- Focus on meeting food group needs with nutrient-dense foods and beverages, and stay within calorie limits; and
- Limit foods and beverages higher in added sugars, saturated fat, and sodium, and limit alcoholic beverages.
- The Guidelines acknowledge that a small amount of added sugars, saturated fat, or sodium can be added to nutrient-dense foods and beverages to help meet food group recommendations, but foods and beverages high in these components should be limited. The recommended limits are:
- Added sugars—Less than 10 percent of calories per day starting at age 2. For the first time, the Guidelines recommend that those younger than 2 avoid foods and beverages with added sugars.
- Saturated fat—Less than 10 percent of calories per day starting at age 2.
- Sodium—Less than 2,300 milligrams per day—and even less for children younger than age 14.
- Alcoholic beverages—Consistent with the prior version of the Guidelines, adults of legal drinking age can choose not to drink, or to drink in moderation by limiting intake to 2 drinks or less in a day for men and 1 drink or less in a day for women, when alcohol is consumed. Drinking less is better for health than drinking more.

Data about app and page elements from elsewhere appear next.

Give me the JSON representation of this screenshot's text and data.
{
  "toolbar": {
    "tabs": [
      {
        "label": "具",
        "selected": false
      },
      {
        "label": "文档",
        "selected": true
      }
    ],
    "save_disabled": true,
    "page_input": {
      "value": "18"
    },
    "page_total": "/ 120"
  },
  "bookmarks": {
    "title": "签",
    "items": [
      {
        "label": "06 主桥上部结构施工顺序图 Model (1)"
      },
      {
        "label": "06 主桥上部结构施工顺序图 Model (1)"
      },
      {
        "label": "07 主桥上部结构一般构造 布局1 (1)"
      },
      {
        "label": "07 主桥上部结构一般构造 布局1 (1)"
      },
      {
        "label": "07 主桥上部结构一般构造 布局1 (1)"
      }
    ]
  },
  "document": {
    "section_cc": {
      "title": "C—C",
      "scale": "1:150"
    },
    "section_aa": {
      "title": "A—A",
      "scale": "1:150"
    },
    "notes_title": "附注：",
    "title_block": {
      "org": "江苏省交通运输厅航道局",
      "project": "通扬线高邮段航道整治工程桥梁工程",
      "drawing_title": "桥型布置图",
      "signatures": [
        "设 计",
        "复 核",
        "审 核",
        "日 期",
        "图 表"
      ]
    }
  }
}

There are some adults who should not drink alcohol, such as women who are pregnant.